Former CIA agent Baer (Blow the House Down, 2006, etc.) examines Iran’s growing influence in the Middle East, fundamentally challenging commonly held U.S. views.

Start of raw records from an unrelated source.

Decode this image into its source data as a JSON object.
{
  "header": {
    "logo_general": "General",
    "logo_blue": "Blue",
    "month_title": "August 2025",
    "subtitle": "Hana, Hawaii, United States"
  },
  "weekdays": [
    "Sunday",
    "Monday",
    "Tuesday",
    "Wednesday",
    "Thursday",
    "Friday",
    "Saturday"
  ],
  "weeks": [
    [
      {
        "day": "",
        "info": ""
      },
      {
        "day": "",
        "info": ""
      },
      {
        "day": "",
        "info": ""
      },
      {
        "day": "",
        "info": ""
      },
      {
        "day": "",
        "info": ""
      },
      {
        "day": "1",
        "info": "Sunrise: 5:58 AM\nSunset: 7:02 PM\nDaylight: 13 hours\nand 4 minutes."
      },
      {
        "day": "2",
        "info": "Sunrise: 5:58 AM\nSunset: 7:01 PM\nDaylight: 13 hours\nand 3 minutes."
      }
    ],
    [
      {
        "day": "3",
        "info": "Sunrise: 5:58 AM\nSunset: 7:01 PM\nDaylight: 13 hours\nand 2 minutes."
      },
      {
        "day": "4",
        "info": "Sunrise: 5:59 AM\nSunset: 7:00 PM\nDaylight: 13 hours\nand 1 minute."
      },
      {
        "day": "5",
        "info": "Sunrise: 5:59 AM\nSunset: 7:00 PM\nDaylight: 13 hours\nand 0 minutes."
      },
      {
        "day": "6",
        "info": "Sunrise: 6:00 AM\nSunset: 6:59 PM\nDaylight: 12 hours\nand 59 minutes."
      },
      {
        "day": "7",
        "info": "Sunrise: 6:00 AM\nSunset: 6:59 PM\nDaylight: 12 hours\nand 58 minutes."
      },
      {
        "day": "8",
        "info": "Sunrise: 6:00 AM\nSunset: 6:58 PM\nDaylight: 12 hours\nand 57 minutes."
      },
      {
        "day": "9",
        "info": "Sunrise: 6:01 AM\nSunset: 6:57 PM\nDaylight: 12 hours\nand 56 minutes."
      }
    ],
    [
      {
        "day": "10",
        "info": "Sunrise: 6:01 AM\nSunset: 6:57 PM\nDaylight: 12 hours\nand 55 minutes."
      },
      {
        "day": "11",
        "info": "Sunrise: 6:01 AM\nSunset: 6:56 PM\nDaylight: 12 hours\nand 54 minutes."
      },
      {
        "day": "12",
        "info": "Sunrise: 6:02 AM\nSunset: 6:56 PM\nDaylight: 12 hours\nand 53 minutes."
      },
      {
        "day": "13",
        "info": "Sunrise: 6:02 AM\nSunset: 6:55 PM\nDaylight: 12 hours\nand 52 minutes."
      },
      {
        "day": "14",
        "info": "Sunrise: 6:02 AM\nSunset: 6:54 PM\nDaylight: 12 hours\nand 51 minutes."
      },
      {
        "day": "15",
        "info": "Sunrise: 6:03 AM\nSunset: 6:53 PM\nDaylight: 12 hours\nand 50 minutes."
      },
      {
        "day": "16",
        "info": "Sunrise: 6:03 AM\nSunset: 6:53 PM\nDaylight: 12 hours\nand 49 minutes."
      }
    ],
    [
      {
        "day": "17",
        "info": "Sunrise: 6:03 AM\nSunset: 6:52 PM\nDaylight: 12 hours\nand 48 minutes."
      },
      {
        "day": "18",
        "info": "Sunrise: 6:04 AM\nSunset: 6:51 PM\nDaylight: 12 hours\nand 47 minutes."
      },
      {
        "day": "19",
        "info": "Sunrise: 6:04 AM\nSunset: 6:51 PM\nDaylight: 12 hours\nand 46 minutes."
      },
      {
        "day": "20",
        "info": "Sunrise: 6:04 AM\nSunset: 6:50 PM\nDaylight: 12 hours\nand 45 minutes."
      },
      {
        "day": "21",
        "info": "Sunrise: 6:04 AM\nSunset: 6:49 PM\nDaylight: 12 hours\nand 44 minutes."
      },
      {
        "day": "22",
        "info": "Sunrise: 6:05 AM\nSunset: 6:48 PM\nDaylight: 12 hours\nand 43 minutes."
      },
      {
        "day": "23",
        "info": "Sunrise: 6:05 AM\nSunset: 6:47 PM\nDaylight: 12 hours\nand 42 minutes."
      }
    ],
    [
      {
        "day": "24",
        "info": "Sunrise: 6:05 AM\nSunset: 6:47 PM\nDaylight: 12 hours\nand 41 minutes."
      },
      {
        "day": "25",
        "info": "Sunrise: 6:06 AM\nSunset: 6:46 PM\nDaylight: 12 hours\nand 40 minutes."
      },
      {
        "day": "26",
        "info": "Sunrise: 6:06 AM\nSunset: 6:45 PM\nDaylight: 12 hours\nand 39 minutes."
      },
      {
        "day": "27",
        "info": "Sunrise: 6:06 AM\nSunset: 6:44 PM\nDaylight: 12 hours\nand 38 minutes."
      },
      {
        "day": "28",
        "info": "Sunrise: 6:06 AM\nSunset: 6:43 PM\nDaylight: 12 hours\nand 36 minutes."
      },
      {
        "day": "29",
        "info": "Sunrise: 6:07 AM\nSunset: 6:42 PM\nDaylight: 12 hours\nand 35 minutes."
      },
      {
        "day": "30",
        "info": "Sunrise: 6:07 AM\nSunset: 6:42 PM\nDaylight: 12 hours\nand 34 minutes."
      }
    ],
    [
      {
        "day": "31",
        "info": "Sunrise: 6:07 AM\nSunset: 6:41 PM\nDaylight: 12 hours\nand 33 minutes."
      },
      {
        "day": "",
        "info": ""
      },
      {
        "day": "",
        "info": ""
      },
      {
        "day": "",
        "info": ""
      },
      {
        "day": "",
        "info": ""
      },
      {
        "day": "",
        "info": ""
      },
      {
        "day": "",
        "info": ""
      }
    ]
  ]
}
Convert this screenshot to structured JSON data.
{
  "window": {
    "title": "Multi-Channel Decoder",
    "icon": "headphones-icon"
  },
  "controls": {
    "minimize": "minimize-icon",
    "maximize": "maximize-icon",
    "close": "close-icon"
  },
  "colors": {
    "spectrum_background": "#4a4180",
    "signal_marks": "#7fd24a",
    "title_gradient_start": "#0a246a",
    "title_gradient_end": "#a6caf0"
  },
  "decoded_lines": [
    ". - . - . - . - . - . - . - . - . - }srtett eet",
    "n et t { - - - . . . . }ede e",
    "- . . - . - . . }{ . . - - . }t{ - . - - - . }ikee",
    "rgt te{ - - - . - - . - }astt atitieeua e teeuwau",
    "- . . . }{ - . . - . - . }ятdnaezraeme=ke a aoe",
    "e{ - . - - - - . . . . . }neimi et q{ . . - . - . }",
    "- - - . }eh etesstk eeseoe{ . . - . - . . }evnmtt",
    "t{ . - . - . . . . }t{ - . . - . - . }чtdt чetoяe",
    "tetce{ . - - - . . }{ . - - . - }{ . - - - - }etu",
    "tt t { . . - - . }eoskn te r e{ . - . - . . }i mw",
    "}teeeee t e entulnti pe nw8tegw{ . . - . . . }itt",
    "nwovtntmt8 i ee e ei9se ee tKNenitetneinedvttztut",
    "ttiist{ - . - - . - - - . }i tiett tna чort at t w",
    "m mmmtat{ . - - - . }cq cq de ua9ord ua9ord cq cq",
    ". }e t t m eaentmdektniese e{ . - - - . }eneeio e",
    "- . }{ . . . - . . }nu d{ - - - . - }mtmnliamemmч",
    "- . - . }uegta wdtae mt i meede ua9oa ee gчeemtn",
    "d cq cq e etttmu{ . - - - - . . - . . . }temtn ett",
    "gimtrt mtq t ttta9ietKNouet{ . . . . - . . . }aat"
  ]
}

America doesn’t recognize or understand this rising superpower, the author argues. Dissecting Iran’s rapid evolution, the Baer notes numerous examples of modernization—use of the Internet, a burgeoning youth culture, sexual freedom—that are rarely reported outside the country. His central aim is to establish how Iran has maneuvered into a dominant position in the Middle East, largely thanks to the war in Iraq. By weakening the Iraqi army and decimating the moderate Shia clergy, Baer contends, the United States has unwittingly opened the gateway for Iran to seize control of Iraq’s oil resources. As evidence of this, he points to the Afghan city of Herat, now full of Iranian goods, including gasoline. A radical new approach is required, the author suggests, if America is to gain leverage with Iran. This will involve negotiating with the country to turn it into an ally, not an enemy. The book’s most intriguing passages analyze the mind-set that has enabled Iran to attain such a powerful position. Iran’s leaders keep their military authorities hidden, they don’t keep important paperwork, and they have learned valuable lessons from past mistakes, particularly those made during the bloody 1980–88 war with Iraq. Terrorist tactics have waned, Baer notes; there have been no known instances of Iranian suicide bombers since 1988, and behavior typified by notorious Iranian terrorist Imad Mughniyah has become a thing of the past. Many of the author’s interviewees, including a former aide to Ayatollah Khomeini, believe that Iran is already a superpower, and Baer concludes by emphasizing the urgent need for the United States to engage in a meaningful dialogue with the country’s leaders.
An important text studded with keen insights into a nation about which America remains dangerously misinformed.